-- Data shown follows --
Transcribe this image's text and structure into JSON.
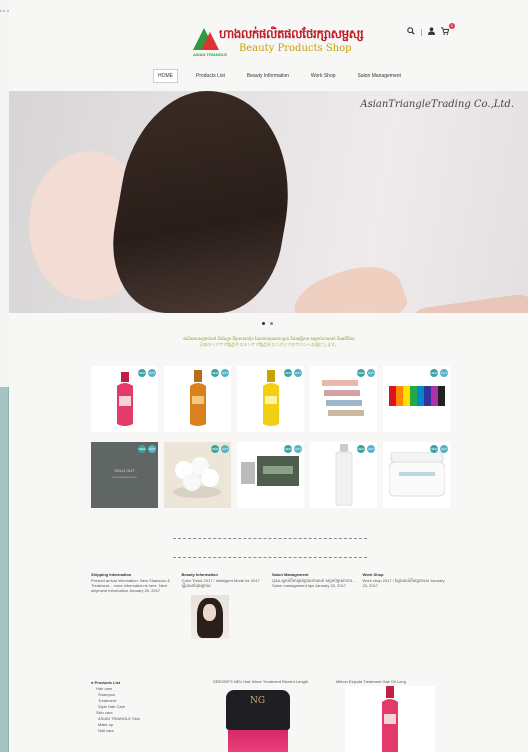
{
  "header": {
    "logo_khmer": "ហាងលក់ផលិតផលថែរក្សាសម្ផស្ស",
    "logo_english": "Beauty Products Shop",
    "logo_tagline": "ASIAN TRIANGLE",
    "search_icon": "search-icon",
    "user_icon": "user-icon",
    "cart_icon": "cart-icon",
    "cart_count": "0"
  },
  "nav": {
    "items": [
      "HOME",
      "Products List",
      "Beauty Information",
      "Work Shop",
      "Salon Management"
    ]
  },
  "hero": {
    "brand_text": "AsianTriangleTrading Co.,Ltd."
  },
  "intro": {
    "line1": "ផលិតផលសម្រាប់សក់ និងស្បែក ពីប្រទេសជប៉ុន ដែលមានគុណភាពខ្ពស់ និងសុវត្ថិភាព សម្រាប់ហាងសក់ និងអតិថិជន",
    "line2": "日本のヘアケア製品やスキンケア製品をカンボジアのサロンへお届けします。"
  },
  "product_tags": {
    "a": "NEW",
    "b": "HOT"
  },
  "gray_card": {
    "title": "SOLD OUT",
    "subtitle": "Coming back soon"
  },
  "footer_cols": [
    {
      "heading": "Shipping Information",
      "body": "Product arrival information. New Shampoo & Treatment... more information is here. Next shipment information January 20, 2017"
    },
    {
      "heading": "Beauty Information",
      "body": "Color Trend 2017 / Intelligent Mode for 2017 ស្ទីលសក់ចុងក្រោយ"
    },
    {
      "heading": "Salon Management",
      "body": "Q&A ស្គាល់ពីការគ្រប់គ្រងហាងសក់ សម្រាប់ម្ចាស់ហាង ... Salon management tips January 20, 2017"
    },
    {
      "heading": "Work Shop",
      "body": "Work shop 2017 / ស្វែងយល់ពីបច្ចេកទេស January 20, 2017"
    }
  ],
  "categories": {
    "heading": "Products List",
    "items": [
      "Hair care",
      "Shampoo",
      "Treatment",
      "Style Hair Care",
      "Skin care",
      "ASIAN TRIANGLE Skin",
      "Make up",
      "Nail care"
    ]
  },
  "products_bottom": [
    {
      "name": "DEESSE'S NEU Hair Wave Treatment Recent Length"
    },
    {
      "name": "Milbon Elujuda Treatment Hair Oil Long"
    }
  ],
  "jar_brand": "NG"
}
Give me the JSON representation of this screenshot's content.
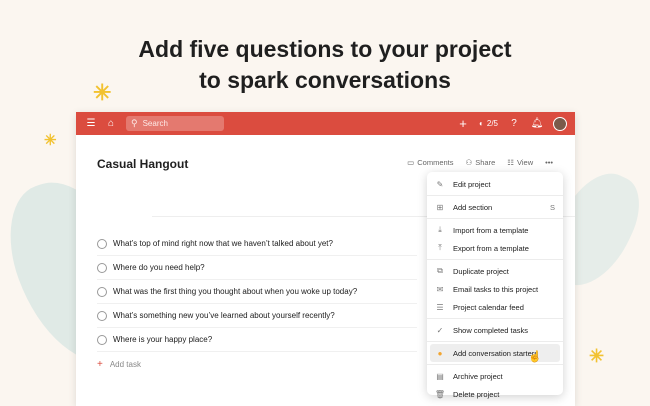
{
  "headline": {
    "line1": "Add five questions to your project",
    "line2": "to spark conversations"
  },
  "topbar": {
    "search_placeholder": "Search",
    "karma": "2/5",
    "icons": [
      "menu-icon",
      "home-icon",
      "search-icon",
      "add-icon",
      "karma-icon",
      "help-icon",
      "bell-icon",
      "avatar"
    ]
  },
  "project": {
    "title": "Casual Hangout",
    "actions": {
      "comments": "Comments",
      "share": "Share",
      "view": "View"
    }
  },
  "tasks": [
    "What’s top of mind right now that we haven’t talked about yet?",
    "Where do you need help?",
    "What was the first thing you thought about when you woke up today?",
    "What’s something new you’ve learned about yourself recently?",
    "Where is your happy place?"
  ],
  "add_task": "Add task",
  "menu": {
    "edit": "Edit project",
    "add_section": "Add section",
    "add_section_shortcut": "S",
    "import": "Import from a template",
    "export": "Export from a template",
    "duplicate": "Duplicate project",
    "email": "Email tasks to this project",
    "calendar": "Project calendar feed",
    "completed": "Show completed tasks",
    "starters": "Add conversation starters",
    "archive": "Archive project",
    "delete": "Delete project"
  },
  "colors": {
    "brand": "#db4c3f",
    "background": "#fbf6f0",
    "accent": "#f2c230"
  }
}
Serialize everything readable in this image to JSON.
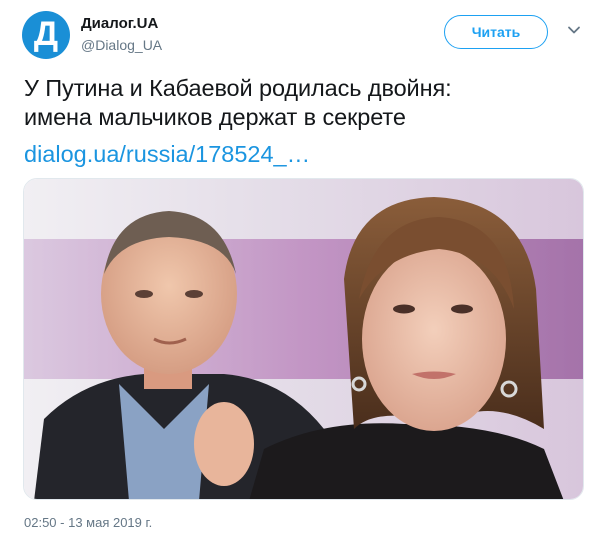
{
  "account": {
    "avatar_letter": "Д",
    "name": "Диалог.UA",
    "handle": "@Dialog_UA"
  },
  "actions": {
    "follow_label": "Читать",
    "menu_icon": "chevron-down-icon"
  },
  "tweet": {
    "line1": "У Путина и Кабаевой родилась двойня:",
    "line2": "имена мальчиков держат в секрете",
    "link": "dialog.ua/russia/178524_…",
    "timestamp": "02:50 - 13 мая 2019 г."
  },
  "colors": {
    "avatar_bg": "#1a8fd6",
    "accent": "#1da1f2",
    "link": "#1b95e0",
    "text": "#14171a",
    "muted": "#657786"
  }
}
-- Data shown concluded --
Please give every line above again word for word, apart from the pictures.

Transcribe this image's text and structure into JSON.
{
  "header": {
    "logo_khmer": "ហាងលក់ផលិតផលថែរក្សាសម្ផស្ស",
    "logo_english": "Beauty Products Shop",
    "logo_tagline": "ASIAN TRIANGLE",
    "search_icon": "search-icon",
    "user_icon": "user-icon",
    "cart_icon": "cart-icon",
    "cart_count": "0"
  },
  "nav": {
    "items": [
      "HOME",
      "Products List",
      "Beauty Information",
      "Work Shop",
      "Salon Management"
    ]
  },
  "hero": {
    "brand_text": "AsianTriangleTrading Co.,Ltd."
  },
  "intro": {
    "line1": "ផលិតផលសម្រាប់សក់ និងស្បែក ពីប្រទេសជប៉ុន ដែលមានគុណភាពខ្ពស់ និងសុវត្ថិភាព សម្រាប់ហាងសក់ និងអតិថិជន",
    "line2": "日本のヘアケア製品やスキンケア製品をカンボジアのサロンへお届けします。"
  },
  "product_tags": {
    "a": "NEW",
    "b": "HOT"
  },
  "gray_card": {
    "title": "SOLD OUT",
    "subtitle": "Coming back soon"
  },
  "footer_cols": [
    {
      "heading": "Shipping Information",
      "body": "Product arrival information. New Shampoo & Treatment... more information is here. Next shipment information January 20, 2017"
    },
    {
      "heading": "Beauty Information",
      "body": "Color Trend 2017 / Intelligent Mode for 2017 ស្ទីលសក់ចុងក្រោយ"
    },
    {
      "heading": "Salon Management",
      "body": "Q&A ស្គាល់ពីការគ្រប់គ្រងហាងសក់ សម្រាប់ម្ចាស់ហាង ... Salon management tips January 20, 2017"
    },
    {
      "heading": "Work Shop",
      "body": "Work shop 2017 / ស្វែងយល់ពីបច្ចេកទេស January 20, 2017"
    }
  ],
  "categories": {
    "heading": "Products List",
    "items": [
      "Hair care",
      "Shampoo",
      "Treatment",
      "Style Hair Care",
      "Skin care",
      "ASIAN TRIANGLE Skin",
      "Make up",
      "Nail care"
    ]
  },
  "products_bottom": [
    {
      "name": "DEESSE'S NEU Hair Wave Treatment Recent Length"
    },
    {
      "name": "Milbon Elujuda Treatment Hair Oil Long"
    }
  ],
  "jar_brand": "NG"
}
Give me the JSON representation of this screenshot's content.
{
  "headline": {
    "line1": "Add five questions to your project",
    "line2": "to spark conversations"
  },
  "topbar": {
    "search_placeholder": "Search",
    "karma": "2/5",
    "icons": [
      "menu-icon",
      "home-icon",
      "search-icon",
      "add-icon",
      "karma-icon",
      "help-icon",
      "bell-icon",
      "avatar"
    ]
  },
  "project": {
    "title": "Casual Hangout",
    "actions": {
      "comments": "Comments",
      "share": "Share",
      "view": "View"
    }
  },
  "tasks": [
    "What’s top of mind right now that we haven’t talked about yet?",
    "Where do you need help?",
    "What was the first thing you thought about when you woke up today?",
    "What’s something new you’ve learned about yourself recently?",
    "Where is your happy place?"
  ],
  "add_task": "Add task",
  "menu": {
    "edit": "Edit project",
    "add_section": "Add section",
    "add_section_shortcut": "S",
    "import": "Import from a template",
    "export": "Export from a template",
    "duplicate": "Duplicate project",
    "email": "Email tasks to this project",
    "calendar": "Project calendar feed",
    "completed": "Show completed tasks",
    "starters": "Add conversation starters",
    "archive": "Archive project",
    "delete": "Delete project"
  },
  "colors": {
    "brand": "#db4c3f",
    "background": "#fbf6f0",
    "accent": "#f2c230"
  }
}
Serialize everything readable in this image to JSON.
{
  "account": {
    "avatar_letter": "Д",
    "name": "Диалог.UA",
    "handle": "@Dialog_UA"
  },
  "actions": {
    "follow_label": "Читать",
    "menu_icon": "chevron-down-icon"
  },
  "tweet": {
    "line1": "У Путина и Кабаевой родилась двойня:",
    "line2": "имена мальчиков держат в секрете",
    "link": "dialog.ua/russia/178524_…",
    "timestamp": "02:50 - 13 мая 2019 г."
  },
  "colors": {
    "avatar_bg": "#1a8fd6",
    "accent": "#1da1f2",
    "link": "#1b95e0",
    "text": "#14171a",
    "muted": "#657786"
  }
}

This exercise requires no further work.